Right-back is certainly an option. Despite spending a rumoured club-record fee on the Venezuelan international, Ronald Hernandez has barely featured since his move from Stabaek and Aberdeen's management staff are still looking for the 22-year-old to show them more on the training ground. Combine this with Shay Logan's advancing years and declining production and there certainly seems to be a spot available on the right side of the defence.
McCrorie took to that role with enthusiasm last term. Of all wide players in England's League One, he ranked seventh for dribbles attempted with 5.62 per game. He was also 11th for attacking duels and 10th for progressive runs, meaning he was regularly willing to advance play forward and ask questions of the opposing defence. He was a bit more reticent to cross the ball (35th with 3.3 per 90 minutes) but with a solid 32% success rate it's another tool to his arsenal that can be worked on.

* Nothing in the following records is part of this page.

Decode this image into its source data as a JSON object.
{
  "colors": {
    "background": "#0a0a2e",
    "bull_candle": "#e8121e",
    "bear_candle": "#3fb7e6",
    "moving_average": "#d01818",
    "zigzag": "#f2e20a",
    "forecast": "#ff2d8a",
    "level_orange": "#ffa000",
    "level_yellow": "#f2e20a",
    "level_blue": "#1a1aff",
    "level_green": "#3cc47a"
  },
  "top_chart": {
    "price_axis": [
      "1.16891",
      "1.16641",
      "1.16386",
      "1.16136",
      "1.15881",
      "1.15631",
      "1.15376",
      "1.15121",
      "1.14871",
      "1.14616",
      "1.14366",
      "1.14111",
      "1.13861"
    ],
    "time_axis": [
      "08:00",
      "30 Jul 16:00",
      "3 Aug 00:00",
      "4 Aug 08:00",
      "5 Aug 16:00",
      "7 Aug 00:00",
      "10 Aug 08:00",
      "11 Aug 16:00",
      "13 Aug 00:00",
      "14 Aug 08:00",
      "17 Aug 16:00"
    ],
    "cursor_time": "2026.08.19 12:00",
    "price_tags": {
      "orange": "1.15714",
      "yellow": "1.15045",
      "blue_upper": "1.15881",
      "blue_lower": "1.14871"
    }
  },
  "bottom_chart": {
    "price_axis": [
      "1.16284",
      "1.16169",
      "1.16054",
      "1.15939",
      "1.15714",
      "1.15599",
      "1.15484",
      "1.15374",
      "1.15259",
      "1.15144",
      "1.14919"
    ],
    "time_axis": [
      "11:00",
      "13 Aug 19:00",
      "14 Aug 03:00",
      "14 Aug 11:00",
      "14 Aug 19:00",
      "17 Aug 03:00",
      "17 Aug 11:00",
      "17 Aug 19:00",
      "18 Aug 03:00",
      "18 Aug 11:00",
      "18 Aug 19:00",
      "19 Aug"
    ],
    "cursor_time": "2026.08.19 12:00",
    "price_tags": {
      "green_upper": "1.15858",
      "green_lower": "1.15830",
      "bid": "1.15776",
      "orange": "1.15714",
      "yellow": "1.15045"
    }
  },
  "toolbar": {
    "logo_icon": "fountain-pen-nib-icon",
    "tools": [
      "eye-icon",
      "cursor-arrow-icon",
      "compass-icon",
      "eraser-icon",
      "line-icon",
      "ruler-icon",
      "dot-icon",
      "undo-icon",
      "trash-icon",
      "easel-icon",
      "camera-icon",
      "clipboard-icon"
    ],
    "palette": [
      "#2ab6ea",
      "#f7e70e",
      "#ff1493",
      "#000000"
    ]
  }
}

Defensively, Jackett praised his ability to defend the back post better than anyone other option at the position last term, while he's already shown at Ibrox that he's got the tools to excel in the defensive third.

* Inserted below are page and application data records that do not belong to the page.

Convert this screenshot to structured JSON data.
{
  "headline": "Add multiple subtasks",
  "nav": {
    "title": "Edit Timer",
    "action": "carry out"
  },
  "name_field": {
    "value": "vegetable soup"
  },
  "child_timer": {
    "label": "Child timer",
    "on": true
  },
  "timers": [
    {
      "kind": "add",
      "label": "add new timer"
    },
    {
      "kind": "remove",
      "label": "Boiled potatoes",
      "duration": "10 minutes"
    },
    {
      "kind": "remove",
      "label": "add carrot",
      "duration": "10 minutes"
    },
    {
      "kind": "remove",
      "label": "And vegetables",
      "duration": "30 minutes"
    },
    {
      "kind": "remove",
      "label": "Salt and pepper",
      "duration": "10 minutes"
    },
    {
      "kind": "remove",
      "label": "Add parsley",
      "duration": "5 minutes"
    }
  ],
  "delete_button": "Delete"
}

In the centre
So was Pedro right all along? Does his highest ceiling exist in a centre-back's role? It was easy to see why Caixinha thought this. Firstly, he was viewed as a defender by the Rangers academy. Secondly, his physical attributes and composure on the football are exactly what you want in a modern-day central defender. He's strong, composed and very fast for the position. Having someone like this allows teams to both pass it out from the back and keep a high line, a major need when pressing opponents.

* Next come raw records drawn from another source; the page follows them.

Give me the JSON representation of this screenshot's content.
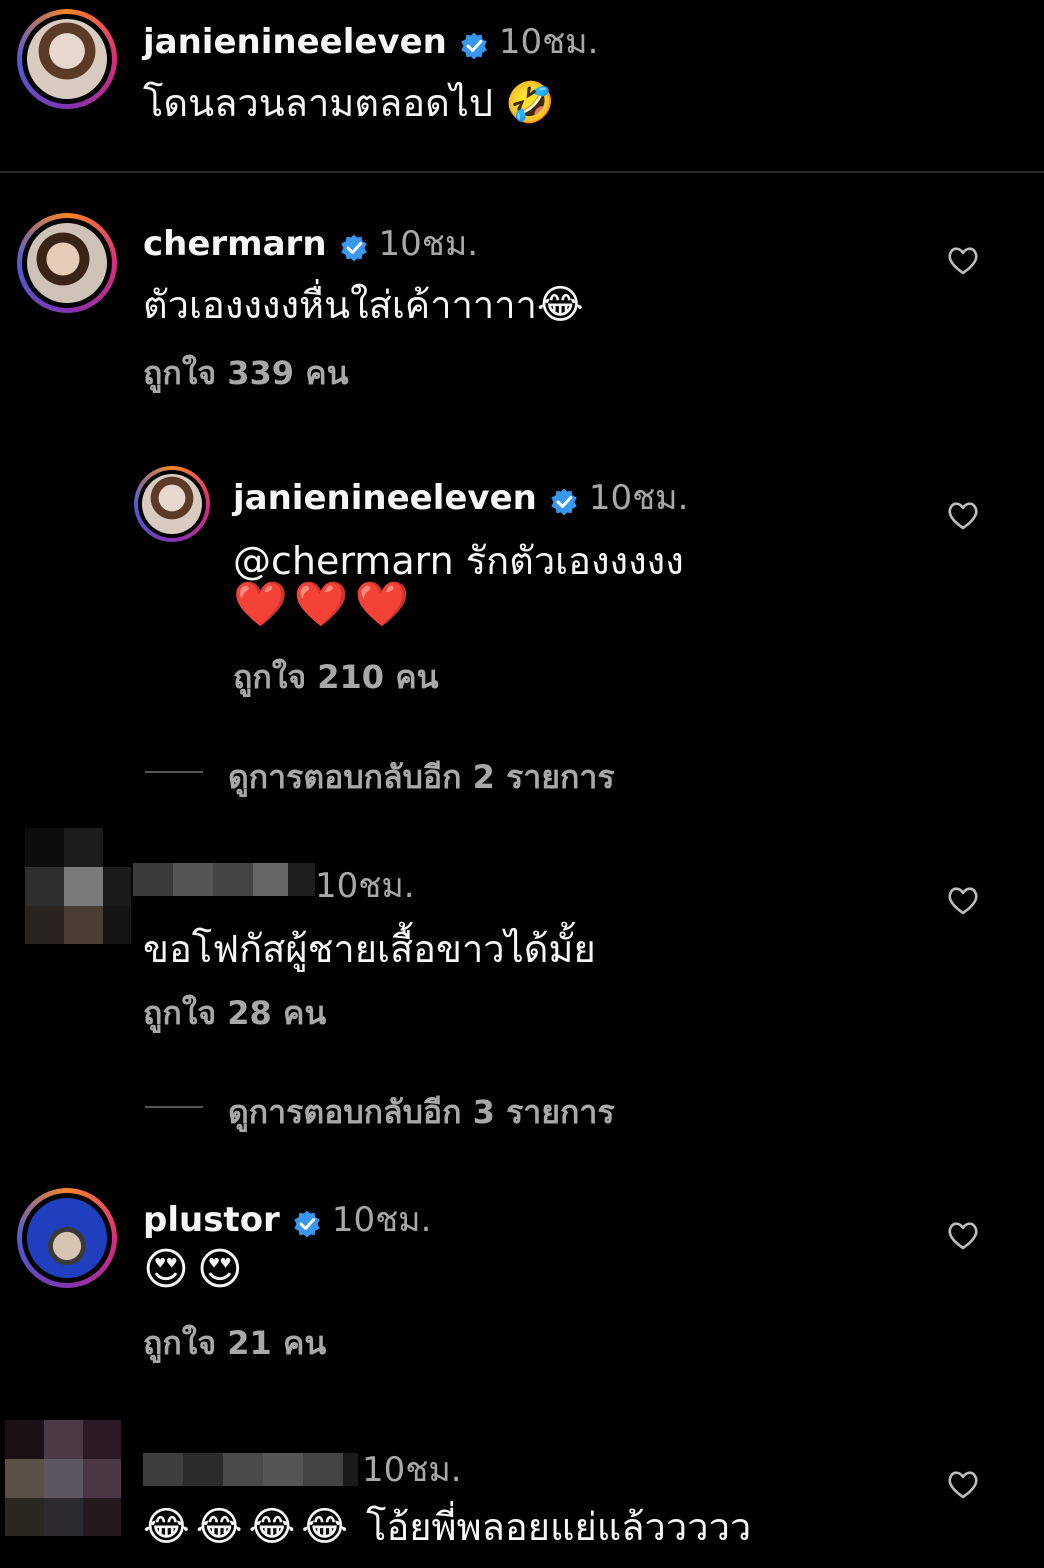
{
  "comments": [
    {
      "username": "janienineeleven",
      "time": "10ชม.",
      "text": "โดนลวนลามตลอดไป",
      "emoji": "🤣"
    },
    {
      "username": "chermarn",
      "time": "10ชม.",
      "text": "ตัวเองงงงหื่นใส่เค้าาาาา",
      "emoji": "😂",
      "likes": "ถูกใจ 339 คน"
    },
    {
      "username": "janienineeleven",
      "time": "10ชม.",
      "text": "@chermarn รักตัวเองงงงง",
      "emoji": "❤️❤️❤️",
      "likes": "ถูกใจ 210 คน"
    },
    {
      "view_replies": "ดูการตอบกลับอีก 2 รายการ"
    },
    {
      "time": "10ชม.",
      "text": "ขอโฟกัสผู้ชายเสื้อขาวได้มั้ย",
      "likes": "ถูกใจ 28 คน"
    },
    {
      "view_replies": "ดูการตอบกลับอีก 3 รายการ"
    },
    {
      "username": "plustor",
      "time": "10ชม.",
      "emoji": "😍😍",
      "likes": "ถูกใจ 21 คน"
    },
    {
      "time": "10ชม.",
      "emoji": "😂😂😂😂",
      "text": "โอ้ยพี่พลอยแย่แล้ววววว"
    }
  ],
  "colors": {
    "background": "#000000",
    "verified": "#3897f0",
    "secondary": "#a8a8a8"
  }
}
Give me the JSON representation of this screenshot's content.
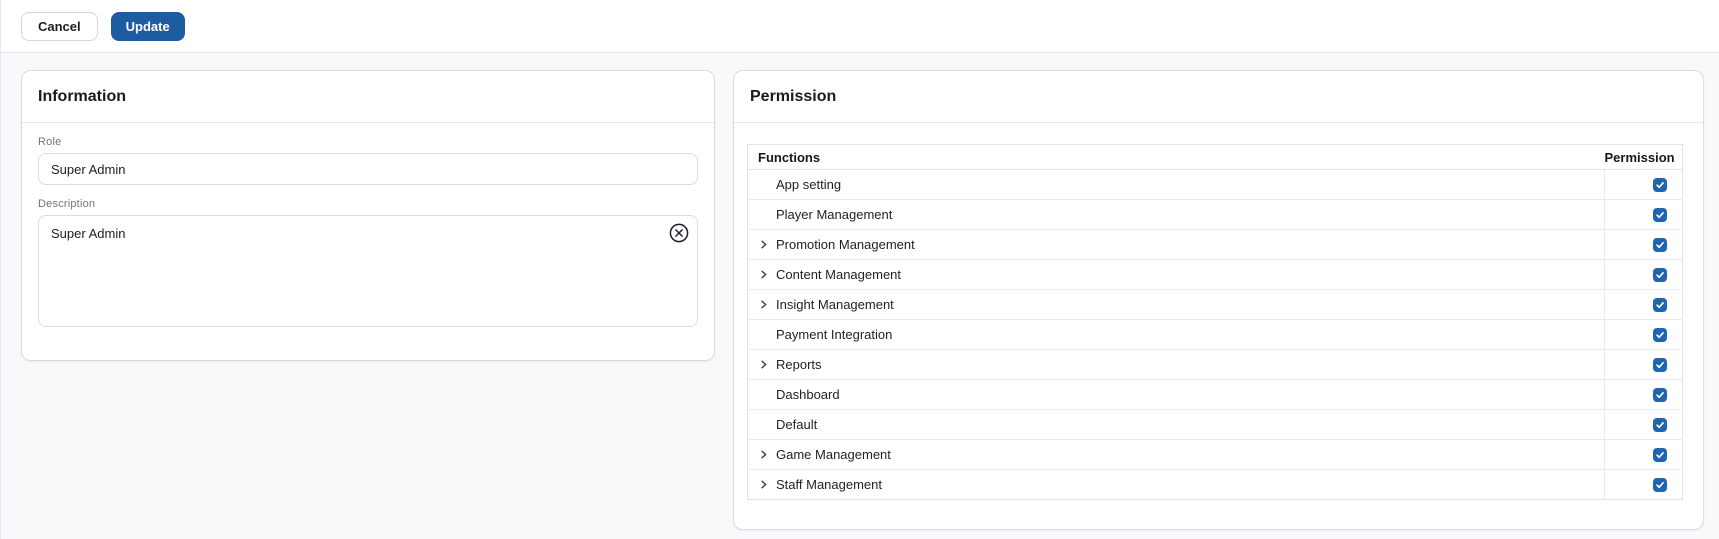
{
  "toolbar": {
    "cancel_label": "Cancel",
    "update_label": "Update"
  },
  "information_panel": {
    "title": "Information",
    "role_label": "Role",
    "role_value": "Super Admin",
    "description_label": "Description",
    "description_value": "Super Admin",
    "clear_icon": "circle-x-icon"
  },
  "permission_panel": {
    "title": "Permission",
    "table": {
      "columns": [
        "Functions",
        "Permission"
      ],
      "rows": [
        {
          "label": "App setting",
          "expandable": false,
          "checked": true
        },
        {
          "label": "Player Management",
          "expandable": false,
          "checked": true
        },
        {
          "label": "Promotion Management",
          "expandable": true,
          "checked": true
        },
        {
          "label": "Content Management",
          "expandable": true,
          "checked": true
        },
        {
          "label": "Insight Management",
          "expandable": true,
          "checked": true
        },
        {
          "label": "Payment Integration",
          "expandable": false,
          "checked": true
        },
        {
          "label": "Reports",
          "expandable": true,
          "checked": true
        },
        {
          "label": "Dashboard",
          "expandable": false,
          "checked": true
        },
        {
          "label": "Default",
          "expandable": false,
          "checked": true
        },
        {
          "label": "Game Management",
          "expandable": true,
          "checked": true
        },
        {
          "label": "Staff Management",
          "expandable": true,
          "checked": true
        }
      ]
    }
  },
  "colors": {
    "primary_blue": "#1e5ca1",
    "checkbox_blue": "#2065b0",
    "content_background": "#f8f9fb"
  }
}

McCrorie’s greatest weakness, however, would probably stop him from truly excelling in the role. Even with his biological capabilities, he struggles to dominate in the air. Over his career, he's averaged just a shade over 50% of aerial duels won. Most centre-backs sit in the mid-to-high 60s, while the more commanding top out at close to 80%. He also has history for struggling physically against centre-forwards who know how to use their bodies to gain an advantage on their marker.
As for centre-midfielder, he was exclusively used at Ibrox in a sitting role, where his hunger for second balls and willingness to put his body on the line make him a certifiable asset.
It was hard luck that Gerrard soured on this particular sort of midfielder between his first and second season as Rangers boss, going from deploying spoilers like McCrorie or Lassana Coulibaly to instead utilising playmakers in Steven Davis, Ryan Jack or Glen Kamara; guys who were tasked with starting moves more than ending them. This perhaps explains why McCrorie's long-term prospects in Glasgow suddenly dried up.
Ian McCall, his former manager during a loan spell at Ayr United, believes there's a chance his future belongs as a box-to-box type. He told The Athletic in April: "I think he can play that sitting role but we believed he could get forward and get in the box. I’m not talking once or twice a game — I’m talking seven or eight times a game. He was so quick and had such great endurance to get up and down the pitch."
It is not, however, a role he has had much experience playing. Besides, Aberdeen are absolutely loaded at the centre-midfield position, with Funso Ojo, Dylan McGeouch, Craig Bryson, Lewis Ferguson and academy-graduate Dean Campbell all first-team squad regulars.
Plenty of time
McCrorie's desire to play over 40 times a season precipitated his loan deal at Portsmouth last campaign and it appears that it will seal his permanent exit from Ibrox.
While being allowed to leave by your boyhood heroes would undoubtedly a blow to any footballer's confidence, there is a lengthy list of players who've left either Celtic or Rangers and still gone on to have a stellar career and, at this moment in time, there's still a general perception with McCrorie that he still has the ability to go on, represent his country and play at the highest level.
Just about every coach he's had has spoken publicly of their appreciation of the man as much as the player. He's a tremendously hard-worker who stays grounded and relishes every opportunity he's given.
Hopefully at Aberdeen those opportunities are provided on a weekly basis — and preferably in one set position.